8. Long-term research reveals causes and consequences of environmental change
9. Stomata development in plants unraveled -- a valuable discovery for environmental research
10. Increasing water scarcity in Californias Bay-Delta will necessitate trade-offs; hard decisions needed to balance various environmental risks
11. Record-breaking grant: New research project to investigate the causes of mental disorders
Post Your Comments:
*Name:
*Comment:
*Email:
Related Image:
Awake mental replay of past experiences critical for learning
(Date:11/30/2016)... and WARSAW, Poland , Nov. 30, 2016 ... is one of the most crucial aspects of recovery so we need to do ... serious health risks, including heart problems, high blood pressure, stroke, diabetes, and even cancer. ... friends sleep and find a Christmas present that could help them to manage their ... ...
(Date:11/29/2016)... , Nov. 29, 2016   ... identification and object recognition technologies, today released ... for fingerprint recognition solutions that run on ... fingerprint template using less than 128KB of ... compact devices that have limited on-board resources, ...
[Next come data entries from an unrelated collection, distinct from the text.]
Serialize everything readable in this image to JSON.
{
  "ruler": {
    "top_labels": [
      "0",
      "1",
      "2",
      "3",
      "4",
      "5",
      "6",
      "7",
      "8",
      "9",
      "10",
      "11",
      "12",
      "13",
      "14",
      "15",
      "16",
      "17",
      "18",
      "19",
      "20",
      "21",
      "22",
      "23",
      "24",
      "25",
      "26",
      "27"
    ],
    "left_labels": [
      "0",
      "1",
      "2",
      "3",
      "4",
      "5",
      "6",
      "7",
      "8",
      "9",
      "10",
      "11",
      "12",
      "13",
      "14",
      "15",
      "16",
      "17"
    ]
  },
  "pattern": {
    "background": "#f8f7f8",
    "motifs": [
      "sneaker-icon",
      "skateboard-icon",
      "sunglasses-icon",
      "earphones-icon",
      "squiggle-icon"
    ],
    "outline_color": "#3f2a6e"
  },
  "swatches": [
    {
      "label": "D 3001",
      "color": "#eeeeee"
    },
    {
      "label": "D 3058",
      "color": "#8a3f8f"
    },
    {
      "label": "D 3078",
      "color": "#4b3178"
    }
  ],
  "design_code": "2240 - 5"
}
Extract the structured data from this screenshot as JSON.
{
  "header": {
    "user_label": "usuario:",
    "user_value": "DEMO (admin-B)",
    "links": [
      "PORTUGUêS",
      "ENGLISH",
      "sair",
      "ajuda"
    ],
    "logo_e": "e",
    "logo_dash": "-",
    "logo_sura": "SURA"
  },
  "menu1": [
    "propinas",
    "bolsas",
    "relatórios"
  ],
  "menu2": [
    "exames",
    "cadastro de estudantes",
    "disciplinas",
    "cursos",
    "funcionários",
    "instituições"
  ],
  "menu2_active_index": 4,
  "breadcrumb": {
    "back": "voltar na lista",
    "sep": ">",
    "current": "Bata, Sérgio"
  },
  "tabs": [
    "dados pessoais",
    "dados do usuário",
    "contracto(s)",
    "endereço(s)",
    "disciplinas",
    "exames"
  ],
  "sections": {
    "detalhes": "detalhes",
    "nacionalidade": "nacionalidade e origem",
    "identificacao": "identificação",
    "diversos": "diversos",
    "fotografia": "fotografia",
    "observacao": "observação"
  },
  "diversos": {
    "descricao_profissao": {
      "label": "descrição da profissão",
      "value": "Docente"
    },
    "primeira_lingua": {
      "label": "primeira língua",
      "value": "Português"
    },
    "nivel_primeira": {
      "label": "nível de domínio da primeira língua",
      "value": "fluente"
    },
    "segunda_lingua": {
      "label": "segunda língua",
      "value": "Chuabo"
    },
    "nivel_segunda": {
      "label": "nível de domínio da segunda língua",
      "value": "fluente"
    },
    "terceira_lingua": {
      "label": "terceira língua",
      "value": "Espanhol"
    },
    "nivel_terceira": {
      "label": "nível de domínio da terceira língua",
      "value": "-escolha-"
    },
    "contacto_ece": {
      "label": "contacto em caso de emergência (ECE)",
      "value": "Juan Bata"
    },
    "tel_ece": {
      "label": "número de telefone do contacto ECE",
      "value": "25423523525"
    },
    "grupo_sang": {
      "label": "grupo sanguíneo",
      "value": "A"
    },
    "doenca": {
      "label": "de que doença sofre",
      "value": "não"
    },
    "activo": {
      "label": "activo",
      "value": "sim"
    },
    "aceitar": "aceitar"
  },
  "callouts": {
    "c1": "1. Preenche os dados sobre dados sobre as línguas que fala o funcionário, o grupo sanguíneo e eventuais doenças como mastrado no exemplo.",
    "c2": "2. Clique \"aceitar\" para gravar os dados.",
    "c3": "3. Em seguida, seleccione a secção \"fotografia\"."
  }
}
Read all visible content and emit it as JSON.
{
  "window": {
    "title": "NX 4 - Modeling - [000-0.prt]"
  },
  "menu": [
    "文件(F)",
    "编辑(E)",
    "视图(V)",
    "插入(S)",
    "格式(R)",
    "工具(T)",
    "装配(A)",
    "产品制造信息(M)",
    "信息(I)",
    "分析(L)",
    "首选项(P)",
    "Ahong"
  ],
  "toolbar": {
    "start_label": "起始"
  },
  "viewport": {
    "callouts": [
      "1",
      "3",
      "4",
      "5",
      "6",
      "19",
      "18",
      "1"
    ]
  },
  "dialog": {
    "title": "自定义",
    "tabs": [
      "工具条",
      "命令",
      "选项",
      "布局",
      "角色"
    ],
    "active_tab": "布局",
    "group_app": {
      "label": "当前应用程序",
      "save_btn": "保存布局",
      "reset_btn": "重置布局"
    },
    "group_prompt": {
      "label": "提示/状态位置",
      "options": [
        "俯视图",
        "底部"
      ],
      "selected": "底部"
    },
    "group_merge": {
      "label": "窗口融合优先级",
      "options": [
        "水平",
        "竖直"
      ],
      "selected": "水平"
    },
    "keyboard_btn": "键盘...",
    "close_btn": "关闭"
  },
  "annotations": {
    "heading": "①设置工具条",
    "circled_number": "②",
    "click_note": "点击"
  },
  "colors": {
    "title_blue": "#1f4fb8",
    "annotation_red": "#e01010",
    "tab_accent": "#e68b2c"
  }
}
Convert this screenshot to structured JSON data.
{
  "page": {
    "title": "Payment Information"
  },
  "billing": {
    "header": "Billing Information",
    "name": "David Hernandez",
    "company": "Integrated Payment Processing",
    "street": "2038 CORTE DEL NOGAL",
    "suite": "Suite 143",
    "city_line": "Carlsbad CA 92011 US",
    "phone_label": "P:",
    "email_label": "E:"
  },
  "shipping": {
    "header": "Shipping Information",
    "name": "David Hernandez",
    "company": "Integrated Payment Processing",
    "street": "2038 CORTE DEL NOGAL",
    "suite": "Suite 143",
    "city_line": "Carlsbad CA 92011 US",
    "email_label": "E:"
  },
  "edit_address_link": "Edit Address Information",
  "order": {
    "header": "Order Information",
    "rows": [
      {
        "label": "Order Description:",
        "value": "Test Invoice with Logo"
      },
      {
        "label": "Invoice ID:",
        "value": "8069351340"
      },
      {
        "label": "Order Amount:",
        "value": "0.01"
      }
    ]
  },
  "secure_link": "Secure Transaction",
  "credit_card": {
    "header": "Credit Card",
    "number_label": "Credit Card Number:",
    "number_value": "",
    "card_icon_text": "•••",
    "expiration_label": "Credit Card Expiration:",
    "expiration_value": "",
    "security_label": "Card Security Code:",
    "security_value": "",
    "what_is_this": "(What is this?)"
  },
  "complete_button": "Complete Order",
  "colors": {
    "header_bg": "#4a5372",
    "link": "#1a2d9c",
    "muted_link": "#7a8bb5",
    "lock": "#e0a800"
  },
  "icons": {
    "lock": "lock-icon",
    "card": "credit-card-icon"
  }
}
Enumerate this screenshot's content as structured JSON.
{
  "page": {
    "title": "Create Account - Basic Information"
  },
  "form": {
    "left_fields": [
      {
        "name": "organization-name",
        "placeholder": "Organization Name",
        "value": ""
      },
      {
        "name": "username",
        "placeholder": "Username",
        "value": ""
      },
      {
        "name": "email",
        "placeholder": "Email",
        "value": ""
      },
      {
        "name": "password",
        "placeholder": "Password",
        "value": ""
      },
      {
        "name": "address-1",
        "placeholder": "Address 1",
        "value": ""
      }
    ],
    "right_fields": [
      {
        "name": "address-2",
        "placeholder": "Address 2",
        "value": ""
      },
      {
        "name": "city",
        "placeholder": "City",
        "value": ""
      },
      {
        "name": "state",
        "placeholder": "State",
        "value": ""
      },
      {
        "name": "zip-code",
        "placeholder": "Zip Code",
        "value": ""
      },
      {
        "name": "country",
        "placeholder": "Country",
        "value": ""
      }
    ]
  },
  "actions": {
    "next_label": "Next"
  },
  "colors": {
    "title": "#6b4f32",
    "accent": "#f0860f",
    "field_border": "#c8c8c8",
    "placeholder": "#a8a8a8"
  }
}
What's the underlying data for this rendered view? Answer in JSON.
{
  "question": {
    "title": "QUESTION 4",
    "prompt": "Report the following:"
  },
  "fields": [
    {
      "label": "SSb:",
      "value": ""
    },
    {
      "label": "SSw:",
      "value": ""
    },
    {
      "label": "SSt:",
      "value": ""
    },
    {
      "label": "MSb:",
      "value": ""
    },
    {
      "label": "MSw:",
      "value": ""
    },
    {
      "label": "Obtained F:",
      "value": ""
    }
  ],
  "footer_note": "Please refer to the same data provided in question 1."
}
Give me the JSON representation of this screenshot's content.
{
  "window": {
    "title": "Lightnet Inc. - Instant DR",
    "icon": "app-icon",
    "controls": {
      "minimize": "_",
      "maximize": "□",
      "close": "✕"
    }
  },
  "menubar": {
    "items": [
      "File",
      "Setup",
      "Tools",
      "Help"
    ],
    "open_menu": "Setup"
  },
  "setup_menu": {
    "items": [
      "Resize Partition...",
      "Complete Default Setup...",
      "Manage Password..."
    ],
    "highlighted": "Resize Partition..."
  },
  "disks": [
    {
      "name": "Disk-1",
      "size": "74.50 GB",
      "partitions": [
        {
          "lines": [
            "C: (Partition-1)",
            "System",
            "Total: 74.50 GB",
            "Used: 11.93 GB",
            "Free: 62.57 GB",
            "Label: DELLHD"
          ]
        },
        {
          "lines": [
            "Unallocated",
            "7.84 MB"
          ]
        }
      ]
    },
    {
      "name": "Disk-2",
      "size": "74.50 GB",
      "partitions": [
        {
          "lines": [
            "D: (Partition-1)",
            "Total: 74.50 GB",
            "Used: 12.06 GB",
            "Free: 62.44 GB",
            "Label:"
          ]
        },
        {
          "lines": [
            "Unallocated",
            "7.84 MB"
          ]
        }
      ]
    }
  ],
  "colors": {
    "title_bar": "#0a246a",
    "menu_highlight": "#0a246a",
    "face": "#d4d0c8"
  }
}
(Date:11/24/2016)... IRVINE, Calif. , Nov. 23, 2016 ... help endurance athletes and their trainers non-invasively measure ... Variability Index, Pulse Rate, and Respiration Rate in approximately ... Ember enables users easy and immediate access to key ... as part of a training regimen. ...
Breaking Biology News(10 mins):
(Date:12/6/2016)... ... December 06, 2016 , ... ... 1, 2016 asking the Federal Drug Administration (FDA) to consider OA as a ... OARSI is concerned about the growing population of OA patients, many of whom ...
(Date:12/6/2016)... Colorado (PRWEB) , ... December 06, 2016 , ... ... dynamic aqueous plasma technology platforms, announced today that the company has engaged in ... Research and Development Agreement (MRDA) with the CSU Office of the Vice President ...
(Date:12/6/2016)... , Dec. 6, 2016  Creative Medical Technology ... , MD, PhD, FANA, FAAN to the Company,s Scientific ... and clinical trials to assist the Company,s clinical development ... AmnioStem product is a universal donor stem cell derived ... in animal models of stroke 1 .  ...
(Date:12/6/2016)... Australia , Dec. 6, 2016  The ... Informatics Society of Australia (HISA) today announced the ... startup exchange program between Australia ... in the world. HISA and the ... initiating a program to create a global health innovation ...
Breaking Biology Technology: